When rugs stay wet too long, they become mildewed and, eventually, suffer dry rot. The classic example is dry rot caused by a potted plant placed on a rug. The typical result is a horribly rotted circular area in a carpet that is otherwise in good condition. Don’t even think about putting a potted plant on a rug. No matter how clever you are or if you use a glazed pot or saucer, it may not work. Whether you put a vapor barrier between the saucer and the rug, the rug will get wet. Most importantly, it will stay wet. And unbeknownst to you and will become a rotten mess in an area about one foot in diameter.
Another typical situation comes up when rugs are stored poorly. Therefore, when they are stored in a garage and become wet without anyone realizing, this can become an issue. Even though dry rot is not inevitable in such cases, a mildew smell is, and sometimes the smell of mildew simply cannot be removed. I have seen several occasions when moisture under a house has caused rugs on the floor above to mildew.
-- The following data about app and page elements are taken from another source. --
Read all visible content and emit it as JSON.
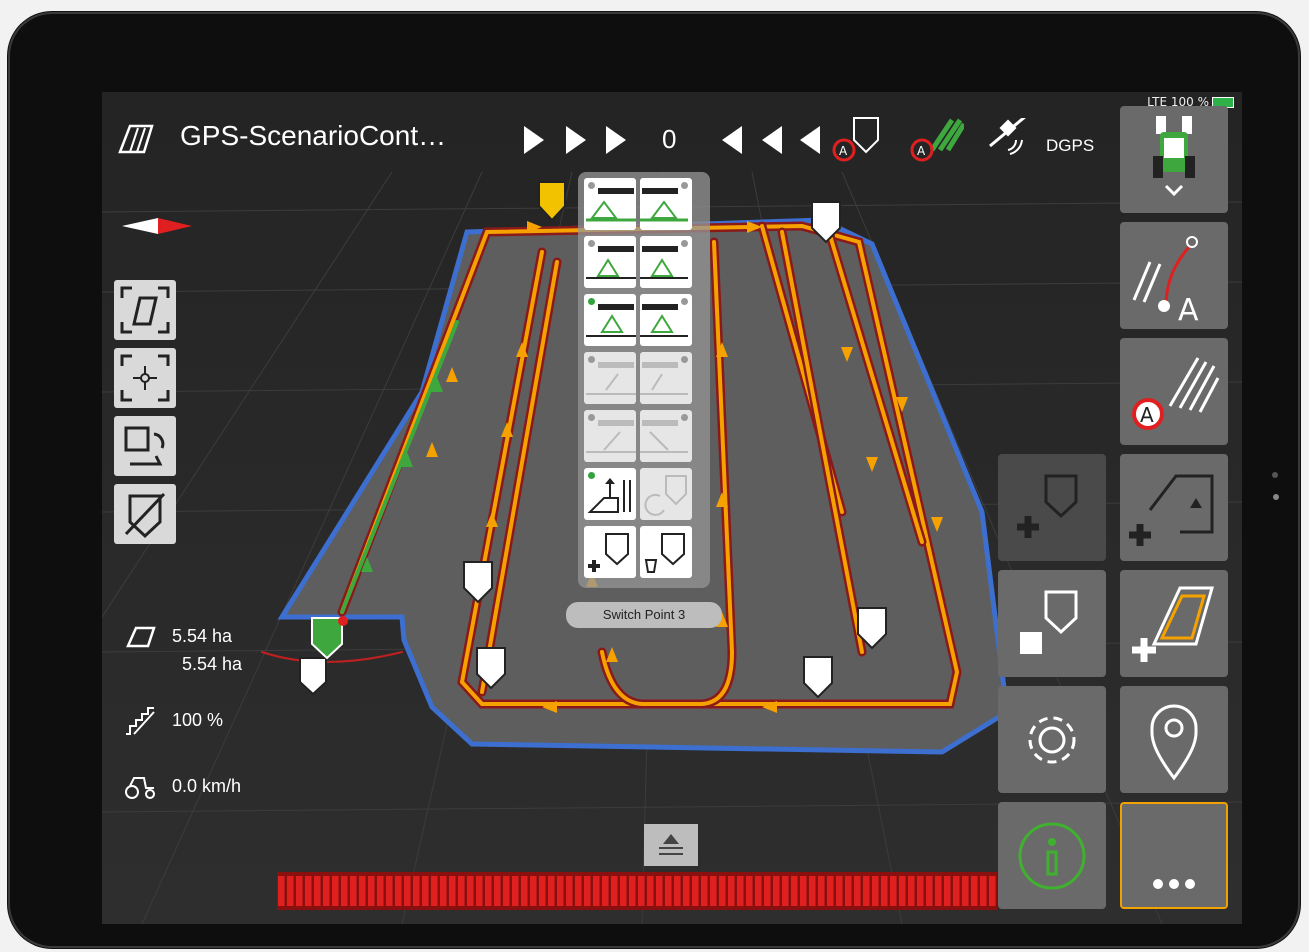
{
  "status_bar": {
    "signal": "LTE 100 %"
  },
  "header": {
    "title": "GPS-ScenarioCont…",
    "counter": "0",
    "gps_mode": "DGPS"
  },
  "switch_point_label": "Switch Point 3",
  "stats": {
    "area_total": "5.54 ha",
    "area_worked": "5.54 ha",
    "rate": "100 %",
    "speed": "0.0 km/h"
  },
  "left_toolbar": [
    "field-view-icon",
    "center-focus-icon",
    "map-rotate-icon",
    "marker-hide-icon"
  ],
  "right_toolbar": [
    "tractor-select-icon",
    "guidance-ab-icon",
    "auto-track-icon",
    "add-marker-icon",
    "add-boundary-icon",
    "stop-marker-icon",
    "add-field-icon",
    "settings-gear-icon",
    "location-pin-icon",
    "info-icon",
    "more-icon"
  ],
  "colors": {
    "boundary": "#3d6fd0",
    "track_active": "#f5a200",
    "track_green": "#3ea83e",
    "info_green": "#3fb12f",
    "more_border": "#f0a200",
    "progress_red": "#e01f1f"
  },
  "progress": {
    "segments_filled": 1.0
  }
}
Caring For Your Rugs
Please do not worry needlessly, though. A little water on a rug, or even a lot of water, will not cause it to mildew unless the rug stays wet too long. For instance, when a rug is stepped onto after a shower or bath rarely are hurt by water because they have time to dry out between bath times. And don’t panic if you spill a glass of water on a rug. Lastly, just dry it as well as you can with towels.
Unfortunately, besides causing mildew and dry rot, water sometimes causes dyes in rugs to bleed or run. All you can do in this situation is to get the rug dry as soon as possible and to send it to an expert rug washer. If a rug is just a little wet, as from a spilled glass of water, do what I suggested above. Merely soak up as much water as possible with a towel or paper towel and everything will probably be just fine. If you are worried about the floor underneath, elevate the wet spot until it dries.
When All Else Fails
A rug that is thoroughly wet is another matter. The goal is to dry it before it mildews in about four or five days. If you have a Shopvac or other vacuum that will take in water, vacuum out as much water as you can. If you have sunlight and a place to lay the rug, open it and let it finish drying outdoors. Or, if you know that the rug is dirty as well as wet, dry it enough so that you can get it to an Oriental rug cleaning specialist.